Pond Trifecta: Joe Nathan, Prospects, and the Dirty C Word


As my Saturday night is drawing to a close, I wanted to briefly touch on three different topics. Included here you will find some notes on Joe Nathan’s Twins career, some prospect rankings and a recent article from Ken Rosenthal that brings up the “C” word for some unknown reason.

Reliever #s:

Phil Mackey shared this tidbit yesterday afternoon:

"1.87: Joe Nathan‘s ERA in 418 2/3 innings with the Twins since 2004. Only two other relievers had ERAs under 2.00 over that stretch — Jonathan Papelbon (1.82) and Mariano Rivera (1.90)."

While he just missed the 2.00 ERA cutoff, I think we also have to bring Royals closer Joakim Soria into the discussion. He is the proud owner of  a 2.01 ERA in 255.0 innings over his first 4 seasons. ERA+ during his brief career? 219 which is higher than Mariano’s 205 and Papelbon’s 209. Obviously Mo gets a TON of bonus points since he’s done it for 16 years.

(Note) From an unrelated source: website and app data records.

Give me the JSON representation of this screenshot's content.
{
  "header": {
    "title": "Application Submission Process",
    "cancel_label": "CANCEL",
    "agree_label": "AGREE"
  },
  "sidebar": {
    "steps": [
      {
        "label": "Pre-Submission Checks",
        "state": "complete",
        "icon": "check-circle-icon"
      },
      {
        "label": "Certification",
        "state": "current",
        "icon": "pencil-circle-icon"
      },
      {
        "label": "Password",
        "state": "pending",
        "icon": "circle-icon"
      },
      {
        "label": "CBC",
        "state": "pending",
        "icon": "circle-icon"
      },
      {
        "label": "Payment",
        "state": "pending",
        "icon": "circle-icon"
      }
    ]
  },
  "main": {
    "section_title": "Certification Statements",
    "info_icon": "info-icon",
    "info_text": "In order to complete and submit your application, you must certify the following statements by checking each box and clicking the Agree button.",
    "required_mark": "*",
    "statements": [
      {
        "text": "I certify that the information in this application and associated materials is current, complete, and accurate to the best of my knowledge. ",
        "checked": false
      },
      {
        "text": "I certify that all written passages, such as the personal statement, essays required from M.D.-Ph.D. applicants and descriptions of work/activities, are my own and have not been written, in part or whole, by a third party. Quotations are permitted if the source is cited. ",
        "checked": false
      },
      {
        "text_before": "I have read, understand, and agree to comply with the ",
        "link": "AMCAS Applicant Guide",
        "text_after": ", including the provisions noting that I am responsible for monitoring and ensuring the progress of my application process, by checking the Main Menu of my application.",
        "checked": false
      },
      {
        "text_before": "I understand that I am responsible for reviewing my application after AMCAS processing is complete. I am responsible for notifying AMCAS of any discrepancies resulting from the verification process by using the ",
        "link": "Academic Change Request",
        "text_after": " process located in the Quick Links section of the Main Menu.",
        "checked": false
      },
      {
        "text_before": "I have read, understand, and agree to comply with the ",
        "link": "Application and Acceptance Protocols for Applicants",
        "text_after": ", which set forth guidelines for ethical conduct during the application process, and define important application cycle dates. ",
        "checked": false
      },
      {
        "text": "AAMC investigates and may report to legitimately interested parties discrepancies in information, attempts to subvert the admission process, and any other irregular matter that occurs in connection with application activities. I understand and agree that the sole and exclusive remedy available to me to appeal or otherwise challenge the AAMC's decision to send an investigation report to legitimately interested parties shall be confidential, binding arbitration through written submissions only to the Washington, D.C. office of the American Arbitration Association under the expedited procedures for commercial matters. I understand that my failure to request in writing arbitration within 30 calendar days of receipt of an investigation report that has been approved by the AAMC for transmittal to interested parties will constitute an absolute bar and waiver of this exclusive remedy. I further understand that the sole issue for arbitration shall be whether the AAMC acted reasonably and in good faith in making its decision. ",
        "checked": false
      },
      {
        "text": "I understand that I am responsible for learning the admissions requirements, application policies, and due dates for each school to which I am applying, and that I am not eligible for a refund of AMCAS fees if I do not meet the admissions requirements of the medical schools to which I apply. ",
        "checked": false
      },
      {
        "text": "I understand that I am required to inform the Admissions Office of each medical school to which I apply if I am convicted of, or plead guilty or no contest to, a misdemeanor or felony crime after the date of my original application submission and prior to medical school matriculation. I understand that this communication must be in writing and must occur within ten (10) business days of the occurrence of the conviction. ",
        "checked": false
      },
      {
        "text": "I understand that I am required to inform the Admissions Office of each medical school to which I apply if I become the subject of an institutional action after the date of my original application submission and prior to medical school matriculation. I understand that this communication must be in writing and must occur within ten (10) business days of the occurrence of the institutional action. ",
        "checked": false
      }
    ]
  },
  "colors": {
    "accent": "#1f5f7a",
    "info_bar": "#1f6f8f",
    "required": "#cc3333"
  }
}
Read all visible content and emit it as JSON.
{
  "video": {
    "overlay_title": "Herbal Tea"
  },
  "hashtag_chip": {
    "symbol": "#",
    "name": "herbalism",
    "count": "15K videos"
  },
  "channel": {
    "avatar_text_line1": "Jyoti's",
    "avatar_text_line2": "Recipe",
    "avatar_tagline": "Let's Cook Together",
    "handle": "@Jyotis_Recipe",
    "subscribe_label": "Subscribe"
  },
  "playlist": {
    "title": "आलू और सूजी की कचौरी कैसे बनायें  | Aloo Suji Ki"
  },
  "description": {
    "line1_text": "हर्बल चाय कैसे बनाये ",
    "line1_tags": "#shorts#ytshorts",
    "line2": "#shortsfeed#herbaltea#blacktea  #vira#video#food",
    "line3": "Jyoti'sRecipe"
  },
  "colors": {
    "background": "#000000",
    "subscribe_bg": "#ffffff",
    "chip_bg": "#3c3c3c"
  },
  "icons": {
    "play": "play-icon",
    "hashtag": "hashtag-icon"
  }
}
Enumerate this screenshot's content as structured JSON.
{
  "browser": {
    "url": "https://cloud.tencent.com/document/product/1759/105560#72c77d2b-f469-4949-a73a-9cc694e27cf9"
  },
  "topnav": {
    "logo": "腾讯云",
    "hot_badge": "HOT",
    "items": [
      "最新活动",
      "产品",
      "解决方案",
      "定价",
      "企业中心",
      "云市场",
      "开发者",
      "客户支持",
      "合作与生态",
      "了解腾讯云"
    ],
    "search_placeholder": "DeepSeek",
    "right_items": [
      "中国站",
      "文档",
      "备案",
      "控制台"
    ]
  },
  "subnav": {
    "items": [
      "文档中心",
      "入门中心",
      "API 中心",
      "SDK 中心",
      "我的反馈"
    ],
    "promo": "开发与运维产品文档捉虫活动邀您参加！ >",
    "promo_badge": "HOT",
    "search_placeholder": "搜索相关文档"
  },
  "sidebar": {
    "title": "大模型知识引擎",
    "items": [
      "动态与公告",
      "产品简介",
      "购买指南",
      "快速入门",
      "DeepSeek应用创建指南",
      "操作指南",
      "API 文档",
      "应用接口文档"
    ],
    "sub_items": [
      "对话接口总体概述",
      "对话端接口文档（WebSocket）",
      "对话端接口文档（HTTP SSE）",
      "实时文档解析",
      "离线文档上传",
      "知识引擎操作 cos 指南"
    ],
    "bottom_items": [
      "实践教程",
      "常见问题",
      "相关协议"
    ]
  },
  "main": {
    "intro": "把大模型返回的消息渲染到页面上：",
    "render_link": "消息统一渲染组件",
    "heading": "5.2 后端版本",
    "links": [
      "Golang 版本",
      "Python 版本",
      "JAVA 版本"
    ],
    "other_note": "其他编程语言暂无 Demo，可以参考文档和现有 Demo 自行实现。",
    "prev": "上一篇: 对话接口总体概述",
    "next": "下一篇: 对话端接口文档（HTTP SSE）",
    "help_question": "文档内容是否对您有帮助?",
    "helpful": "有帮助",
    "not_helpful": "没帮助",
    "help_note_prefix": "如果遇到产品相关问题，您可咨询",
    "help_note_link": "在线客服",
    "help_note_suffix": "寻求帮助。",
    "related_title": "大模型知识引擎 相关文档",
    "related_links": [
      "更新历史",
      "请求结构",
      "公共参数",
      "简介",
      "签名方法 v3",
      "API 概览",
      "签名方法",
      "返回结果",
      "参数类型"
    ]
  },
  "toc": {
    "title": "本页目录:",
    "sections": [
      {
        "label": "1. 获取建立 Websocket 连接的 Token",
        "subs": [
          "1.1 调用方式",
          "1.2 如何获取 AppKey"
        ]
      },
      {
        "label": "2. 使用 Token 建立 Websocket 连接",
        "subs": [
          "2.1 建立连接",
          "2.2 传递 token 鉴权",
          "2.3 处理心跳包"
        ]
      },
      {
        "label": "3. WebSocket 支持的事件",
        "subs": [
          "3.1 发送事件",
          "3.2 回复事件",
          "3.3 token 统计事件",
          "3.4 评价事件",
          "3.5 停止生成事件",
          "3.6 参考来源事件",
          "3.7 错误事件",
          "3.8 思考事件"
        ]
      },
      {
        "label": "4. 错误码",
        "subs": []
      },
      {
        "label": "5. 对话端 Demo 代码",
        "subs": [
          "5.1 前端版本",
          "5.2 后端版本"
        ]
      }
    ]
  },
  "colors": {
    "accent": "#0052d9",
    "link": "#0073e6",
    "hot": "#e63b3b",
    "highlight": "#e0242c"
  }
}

Joe Nathan has an ERA+ of 237 since joining the Twins back in November of 2003.

Simply amazing.

Speaking of Nathan, he is scheduled to pitch against the Boston Red Sox on Tuesday. It will be his first game action since his surgery and while I hope he throws well I care far more about how his elbow feels the following day or two.


Prospect Rankings:

I came across another Twins Top-10 prospect list and have now added it to the Puckett’s Pond prospect page. This list comes courtesy of Gear Up For Sports and was authored by Steve Lein. He tabbed Aaron Hicks as Minnesota’s top prospect with Miguel Sano and Kyle Gibson in the 2nd and 3rd spots respectively.

While we’re on the topic of prospects, I have decided to move forward with our Puckett’s Pond rankings and profiles. I am still working through a lot of the details but am leaning toward doing an in-depth top-10 or top-15 with a less intensive look at the guys down to #25. This will be a collaborative effort between Steve, Erin, Josh and myself. Stay tuned for more details and/or watch for the first profile. The goal will be to have all the profiles done and published by Opening Day but don’t hold me to that because the last time I did this it took me a really really long time to get them all done.


The Dirty “C” Word:

Thursday evening Ken Rosenthal raised the specter of contraction once again. This time around however it doesn’t involve the Minnesota Twins or the now Washington Nationals.

"Fans of the Oakland Athletics and Tampa Bay Rays need not worry. But don’t be surprised if the “C” word — contraction — returns to the baseball lexicon soon."

Yeah, don’t worry A’s and Rays fans. It won’t happen. Wait? So why are we bringing the topic to the forefront again? I get that the Yankees and Red Sox would be unhappy sharing revenue with teams that they perceive aren’t trying, but that is no reason to be targeting the Athletics or Rays – regardless of stadium issues – given their recent successes with smaller budgets.

"Baseball should think twice before going there."

Yeah they should. The thing is there is NO indication that they are going to go there. Even if Lil’ Steinbrenner spouts this nonsense during CBA planning and negotiations, does anyone really expect the owners to support such a concept? Hank and Hal are not their father. They’re not even close and whatever cache George held with the other owners, it’s pretty clear that the younger Steinbrenners lack the respect or clout to rally and lead other owners down this road. Baseball is much better off today because they didn’t contract the Twins and Expos back in 2002 and they would be foolish to give any consideration to this idea for any of the 30 teams.

I’ve always believed that the threat of contraction was the result of behind the scenes agreements with both organizations to improve their respective lots in the baseball landscape. For the Twins it was a new stadium in the Twin Cities. For the Expos it was a more attractive market. Whether contraction was a myth, as Selig claimed last year, or a potential reality, only a select few will ever really know.

Major League Baseball generated revenue in excess of $7 billion in 2010. Having 28 teams in 28 markets puts a much bigger dent in that number than the revenue sharing and luxury tax payments the big boys are having to pony up with 30 teams in existence. Rosenthal references the obvious issues the players union would have with such a move. What he doesn’t mention is the negative impact contraction would have on the minor league systems of the impacted organizations and the thousands of jobs – on the field and off the field – that would be lost as a result.

Contraction will never happen in my lifetime. There is too much money on the line to do something so foolish, and baseball owners and executive are not foolish. Well maybe with the exception of Hank Steinbrenner.